Still, a healthy diet can help manage risk factors for atherosclerosis, obesity, high blood pressure, and diabetes, which may also help stave off erection problems. Some research has shown that fruits, vegetables, and healthy fats are associated with a lower risk of ED (Di Francesco, 2017).

And the cool thing about eating a healthy diet is that you don’t necessarily have to lose weight to get better erections. You just have to improve the quality of the food you eat. The key to making lasting dietary changes is small moves.

Gradual changes will help your taste buds and habits adjust to a new reality without even realizing you’re eating healthier.

Eat more of these:



Whole grains


Eat less of these:

Red meat (processed and unprocessed)

Processed food

High sugar drinks (like soda)

Limit alcohol and smoking

In the long term, heavy alcohol use increases the risk of liver disease, increasing the risk of ED. In the short term, it depresses your central nervous system, decreasing overall arousal. As a general rule, depressants are bad for sexual performance (Sooriyamoorthy, 2021).

For most men, having one drink won’t impact sexual performance in any meaningful way. However, it’s a good idea to limit yourself to two drinks before sexual activity, especially if you’ve struggled with erectile dysfunction. And drinking heavily while taking ED medication is not advised. Meanwhile, using tobacco products affects the quality of your erections in a negative way (Sooriyamoorthy, 2021).

Other options

These lifestyle factors are good for your health anyway, but if you’re still experiencing ED, and if you feel ready, don’t be afraid to try ED meds (as recommended by your healthcare provider)—they’re safe and effective.

Learn more

Disclaimer If you have any medical questions or concerns, please talk to your healthcare provider.

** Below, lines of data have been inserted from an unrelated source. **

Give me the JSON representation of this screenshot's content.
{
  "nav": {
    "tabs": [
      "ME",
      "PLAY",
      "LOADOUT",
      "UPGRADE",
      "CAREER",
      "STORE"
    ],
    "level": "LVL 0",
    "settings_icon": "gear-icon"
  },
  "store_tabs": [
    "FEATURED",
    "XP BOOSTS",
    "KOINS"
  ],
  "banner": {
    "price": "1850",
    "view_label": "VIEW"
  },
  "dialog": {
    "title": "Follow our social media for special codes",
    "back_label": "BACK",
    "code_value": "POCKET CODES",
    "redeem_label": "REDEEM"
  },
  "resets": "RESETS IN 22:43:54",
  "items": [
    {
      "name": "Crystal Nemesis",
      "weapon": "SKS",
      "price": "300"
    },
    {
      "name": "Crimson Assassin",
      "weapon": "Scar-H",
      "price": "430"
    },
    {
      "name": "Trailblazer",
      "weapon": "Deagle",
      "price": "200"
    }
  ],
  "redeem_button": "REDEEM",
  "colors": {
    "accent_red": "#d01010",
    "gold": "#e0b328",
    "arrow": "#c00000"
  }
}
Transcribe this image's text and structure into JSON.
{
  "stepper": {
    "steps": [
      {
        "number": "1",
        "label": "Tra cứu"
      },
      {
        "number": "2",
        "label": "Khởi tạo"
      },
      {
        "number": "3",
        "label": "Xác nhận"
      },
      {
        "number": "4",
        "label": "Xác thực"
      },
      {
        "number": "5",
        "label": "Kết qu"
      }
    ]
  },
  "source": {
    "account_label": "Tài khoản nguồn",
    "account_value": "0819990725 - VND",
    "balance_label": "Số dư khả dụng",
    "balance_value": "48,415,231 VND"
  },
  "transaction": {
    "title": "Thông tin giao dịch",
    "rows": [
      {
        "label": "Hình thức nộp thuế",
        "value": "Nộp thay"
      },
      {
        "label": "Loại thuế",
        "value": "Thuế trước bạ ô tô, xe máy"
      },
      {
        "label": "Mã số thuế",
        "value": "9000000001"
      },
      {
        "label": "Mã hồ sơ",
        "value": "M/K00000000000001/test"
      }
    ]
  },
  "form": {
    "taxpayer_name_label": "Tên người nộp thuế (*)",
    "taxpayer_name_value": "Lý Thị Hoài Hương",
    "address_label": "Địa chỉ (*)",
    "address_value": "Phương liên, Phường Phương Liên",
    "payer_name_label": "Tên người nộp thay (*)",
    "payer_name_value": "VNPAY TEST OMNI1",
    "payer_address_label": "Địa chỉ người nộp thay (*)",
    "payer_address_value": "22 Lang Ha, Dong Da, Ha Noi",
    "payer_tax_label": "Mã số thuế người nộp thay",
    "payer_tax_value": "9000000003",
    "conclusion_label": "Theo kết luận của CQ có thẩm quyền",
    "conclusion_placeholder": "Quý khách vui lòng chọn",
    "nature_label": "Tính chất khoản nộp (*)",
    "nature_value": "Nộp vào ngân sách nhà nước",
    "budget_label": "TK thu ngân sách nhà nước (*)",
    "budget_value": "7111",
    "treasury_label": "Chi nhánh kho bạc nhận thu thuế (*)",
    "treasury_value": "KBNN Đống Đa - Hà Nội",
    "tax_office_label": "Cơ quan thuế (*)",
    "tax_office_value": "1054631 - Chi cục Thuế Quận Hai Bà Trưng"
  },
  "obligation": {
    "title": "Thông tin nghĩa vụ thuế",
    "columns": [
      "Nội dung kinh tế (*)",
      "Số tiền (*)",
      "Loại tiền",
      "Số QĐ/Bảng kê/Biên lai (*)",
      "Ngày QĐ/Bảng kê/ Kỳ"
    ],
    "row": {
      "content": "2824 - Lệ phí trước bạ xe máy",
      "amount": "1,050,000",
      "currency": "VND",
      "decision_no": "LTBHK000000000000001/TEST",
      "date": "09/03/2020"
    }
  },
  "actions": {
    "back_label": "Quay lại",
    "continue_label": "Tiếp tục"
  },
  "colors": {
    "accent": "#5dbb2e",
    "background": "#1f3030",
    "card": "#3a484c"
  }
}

The articles on Health Guide are underpinned by peer-reviewed research and information drawn from medical societies and governmental agencies. However, they are not a substitute for professional medical advice, diagnosis, or treatment.


Di Francesco, S. & Tenaglia, R. L. (2017). Mediterranean diet and erectile dysfunction: a current perspective. Central European Journal of Urology, 70(2), 185–187. doi: 10.5173/ceju.2017.1356. Retrieved from

Feldman, H. A., Goldstein, I., Hatzichristou, D. G., Krane, R. J., & Mckinlay, J. B. (1994). Impotence and Its Medical and Psychosocial Correlates: Results of the Massachusetts Male Aging Study. Journal of Urology, 151(1), 54–61. doi: 10.1016/s0022-5347(17)34871-1. Retrieved from

Ibrahim, A. (2018). Erectile dysfunction and ischaemic heart disease. European Cardiology, 13(2), 98–103. doi: 10.15420/ecr.2017.21.3. Retrieved from

Selvin, E., Burnett, A. L., & Platz, E. A. (2007). Prevalence and risk factors for erectile dysfunction in the US. The American Journal of Medicine, 120(2), 151-157. doi: 10.1016/j.amjmed.2006.06.010. Retrieved from

Sooriyamoorthy, T. & Leslie, S. W. (2021). Erectile dysfunction. [Updated August 12, 2021]. In: StatPearls [Internet]. Retrieved on Dec. 7, 2021 from

Tsujimura, A. (2017). Atherosclerosis is associated with erectile function and lower urinary tract symptoms, especially nocturia, in middle-aged men. Prostate International, 5(2), 65–69. doi: 10.1016/j.prnil.2017.01.006.